- HOW TO COMPLETE THIS TASK:
Among the lines below, how many have the string "Show" in them? Only the number is wanted.

- LISTED RECORDS:

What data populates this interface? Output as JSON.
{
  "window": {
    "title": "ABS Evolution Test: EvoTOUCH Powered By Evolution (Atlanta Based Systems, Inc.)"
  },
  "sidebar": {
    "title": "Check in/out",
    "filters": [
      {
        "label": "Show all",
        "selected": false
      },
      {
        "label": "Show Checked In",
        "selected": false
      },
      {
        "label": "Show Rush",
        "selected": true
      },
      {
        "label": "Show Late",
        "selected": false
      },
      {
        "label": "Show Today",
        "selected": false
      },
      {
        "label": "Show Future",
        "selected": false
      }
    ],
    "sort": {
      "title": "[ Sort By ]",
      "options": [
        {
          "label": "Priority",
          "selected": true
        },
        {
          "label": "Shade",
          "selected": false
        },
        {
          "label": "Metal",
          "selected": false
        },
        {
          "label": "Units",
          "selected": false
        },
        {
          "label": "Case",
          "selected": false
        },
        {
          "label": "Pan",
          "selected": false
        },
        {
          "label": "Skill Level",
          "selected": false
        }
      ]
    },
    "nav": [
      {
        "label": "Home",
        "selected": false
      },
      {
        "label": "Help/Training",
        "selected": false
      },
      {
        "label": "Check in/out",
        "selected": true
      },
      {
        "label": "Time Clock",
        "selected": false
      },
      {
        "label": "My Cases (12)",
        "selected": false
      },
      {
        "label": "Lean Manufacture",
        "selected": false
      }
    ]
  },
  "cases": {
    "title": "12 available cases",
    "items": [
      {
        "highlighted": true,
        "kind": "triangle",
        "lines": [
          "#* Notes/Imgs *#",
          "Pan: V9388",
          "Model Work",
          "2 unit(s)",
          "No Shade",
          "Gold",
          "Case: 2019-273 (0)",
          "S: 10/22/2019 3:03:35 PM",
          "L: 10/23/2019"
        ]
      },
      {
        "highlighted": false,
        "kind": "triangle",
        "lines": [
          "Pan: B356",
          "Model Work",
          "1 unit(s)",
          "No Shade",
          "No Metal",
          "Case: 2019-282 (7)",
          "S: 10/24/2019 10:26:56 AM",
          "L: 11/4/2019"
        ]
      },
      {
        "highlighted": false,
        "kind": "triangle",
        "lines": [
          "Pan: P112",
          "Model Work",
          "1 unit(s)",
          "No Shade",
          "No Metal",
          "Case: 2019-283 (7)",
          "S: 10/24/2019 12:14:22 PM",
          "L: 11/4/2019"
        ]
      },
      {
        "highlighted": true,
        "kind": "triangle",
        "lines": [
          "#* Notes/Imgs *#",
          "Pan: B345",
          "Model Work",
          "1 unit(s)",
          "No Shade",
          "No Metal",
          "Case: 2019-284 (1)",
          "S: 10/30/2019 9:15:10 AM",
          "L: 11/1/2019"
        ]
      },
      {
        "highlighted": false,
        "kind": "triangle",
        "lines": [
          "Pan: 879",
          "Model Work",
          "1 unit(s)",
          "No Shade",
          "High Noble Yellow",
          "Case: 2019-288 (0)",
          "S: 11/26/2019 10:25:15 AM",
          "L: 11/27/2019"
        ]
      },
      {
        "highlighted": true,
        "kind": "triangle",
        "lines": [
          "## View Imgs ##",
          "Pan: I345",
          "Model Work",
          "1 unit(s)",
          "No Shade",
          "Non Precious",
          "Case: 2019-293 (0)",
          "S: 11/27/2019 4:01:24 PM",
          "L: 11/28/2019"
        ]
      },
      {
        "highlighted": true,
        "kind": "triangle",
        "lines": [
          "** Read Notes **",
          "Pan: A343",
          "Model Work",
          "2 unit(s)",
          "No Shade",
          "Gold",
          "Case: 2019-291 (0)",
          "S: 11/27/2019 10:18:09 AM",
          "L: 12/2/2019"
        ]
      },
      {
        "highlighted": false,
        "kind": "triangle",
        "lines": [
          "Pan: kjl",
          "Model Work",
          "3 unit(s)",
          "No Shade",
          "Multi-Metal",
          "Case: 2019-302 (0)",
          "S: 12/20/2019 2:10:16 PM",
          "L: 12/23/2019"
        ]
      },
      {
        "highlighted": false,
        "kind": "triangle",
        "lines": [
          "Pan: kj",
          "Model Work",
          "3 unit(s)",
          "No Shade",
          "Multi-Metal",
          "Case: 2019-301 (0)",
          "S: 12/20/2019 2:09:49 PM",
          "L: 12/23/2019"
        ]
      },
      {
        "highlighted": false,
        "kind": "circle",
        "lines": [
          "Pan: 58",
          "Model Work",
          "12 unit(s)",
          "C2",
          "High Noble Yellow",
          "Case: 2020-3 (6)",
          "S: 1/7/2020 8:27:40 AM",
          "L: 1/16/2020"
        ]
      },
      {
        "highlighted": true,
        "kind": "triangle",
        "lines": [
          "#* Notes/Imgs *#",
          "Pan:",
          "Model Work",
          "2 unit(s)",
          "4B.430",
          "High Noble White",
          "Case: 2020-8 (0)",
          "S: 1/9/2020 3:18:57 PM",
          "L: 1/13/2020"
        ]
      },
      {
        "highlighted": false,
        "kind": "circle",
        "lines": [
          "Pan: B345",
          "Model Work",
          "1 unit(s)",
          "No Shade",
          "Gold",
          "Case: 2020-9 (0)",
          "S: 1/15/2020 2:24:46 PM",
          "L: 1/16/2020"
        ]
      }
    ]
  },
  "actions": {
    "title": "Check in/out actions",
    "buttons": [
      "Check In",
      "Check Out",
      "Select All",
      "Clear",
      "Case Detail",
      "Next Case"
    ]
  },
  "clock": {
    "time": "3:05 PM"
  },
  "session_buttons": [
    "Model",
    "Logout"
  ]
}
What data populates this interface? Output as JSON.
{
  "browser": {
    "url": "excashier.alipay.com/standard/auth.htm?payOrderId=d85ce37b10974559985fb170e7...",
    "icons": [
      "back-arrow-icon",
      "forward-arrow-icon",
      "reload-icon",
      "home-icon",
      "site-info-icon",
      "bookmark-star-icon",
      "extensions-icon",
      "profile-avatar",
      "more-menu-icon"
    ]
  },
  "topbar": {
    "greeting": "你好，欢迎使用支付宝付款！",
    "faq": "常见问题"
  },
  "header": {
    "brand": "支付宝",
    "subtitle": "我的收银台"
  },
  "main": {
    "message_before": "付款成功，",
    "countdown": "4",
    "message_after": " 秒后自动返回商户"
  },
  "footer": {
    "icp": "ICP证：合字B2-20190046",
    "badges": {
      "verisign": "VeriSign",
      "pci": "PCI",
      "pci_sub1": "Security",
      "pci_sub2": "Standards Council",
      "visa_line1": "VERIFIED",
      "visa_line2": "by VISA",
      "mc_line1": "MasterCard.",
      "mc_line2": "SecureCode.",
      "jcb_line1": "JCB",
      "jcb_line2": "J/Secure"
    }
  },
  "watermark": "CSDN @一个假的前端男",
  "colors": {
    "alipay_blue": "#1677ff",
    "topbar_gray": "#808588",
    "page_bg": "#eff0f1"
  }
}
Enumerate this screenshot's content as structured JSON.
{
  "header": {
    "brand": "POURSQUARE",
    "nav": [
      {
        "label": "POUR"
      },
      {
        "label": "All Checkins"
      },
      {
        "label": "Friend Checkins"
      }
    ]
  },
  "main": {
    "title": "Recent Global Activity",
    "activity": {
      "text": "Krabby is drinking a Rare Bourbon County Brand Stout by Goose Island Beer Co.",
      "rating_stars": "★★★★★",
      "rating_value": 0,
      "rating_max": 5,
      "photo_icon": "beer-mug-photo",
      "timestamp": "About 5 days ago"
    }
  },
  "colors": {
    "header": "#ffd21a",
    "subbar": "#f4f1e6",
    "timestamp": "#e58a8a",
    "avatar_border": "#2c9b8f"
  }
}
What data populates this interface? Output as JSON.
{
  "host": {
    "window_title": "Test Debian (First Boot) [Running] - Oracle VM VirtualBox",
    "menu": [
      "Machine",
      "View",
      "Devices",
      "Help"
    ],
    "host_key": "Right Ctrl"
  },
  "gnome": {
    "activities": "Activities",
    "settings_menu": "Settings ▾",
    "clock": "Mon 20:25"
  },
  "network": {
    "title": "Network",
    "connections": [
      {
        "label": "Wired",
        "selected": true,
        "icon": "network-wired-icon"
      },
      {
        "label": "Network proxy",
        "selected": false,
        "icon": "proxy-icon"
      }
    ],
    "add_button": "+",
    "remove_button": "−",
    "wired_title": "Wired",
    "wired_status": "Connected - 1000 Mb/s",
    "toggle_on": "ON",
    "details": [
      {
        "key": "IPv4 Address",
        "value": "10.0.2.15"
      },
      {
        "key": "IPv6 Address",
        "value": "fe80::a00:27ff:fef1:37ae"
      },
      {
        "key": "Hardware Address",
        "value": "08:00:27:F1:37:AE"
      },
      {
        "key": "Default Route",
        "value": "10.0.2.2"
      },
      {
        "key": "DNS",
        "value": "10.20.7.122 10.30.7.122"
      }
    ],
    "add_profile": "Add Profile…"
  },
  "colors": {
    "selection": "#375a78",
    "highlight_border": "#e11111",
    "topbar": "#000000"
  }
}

- RESULT OF THE TASK:
6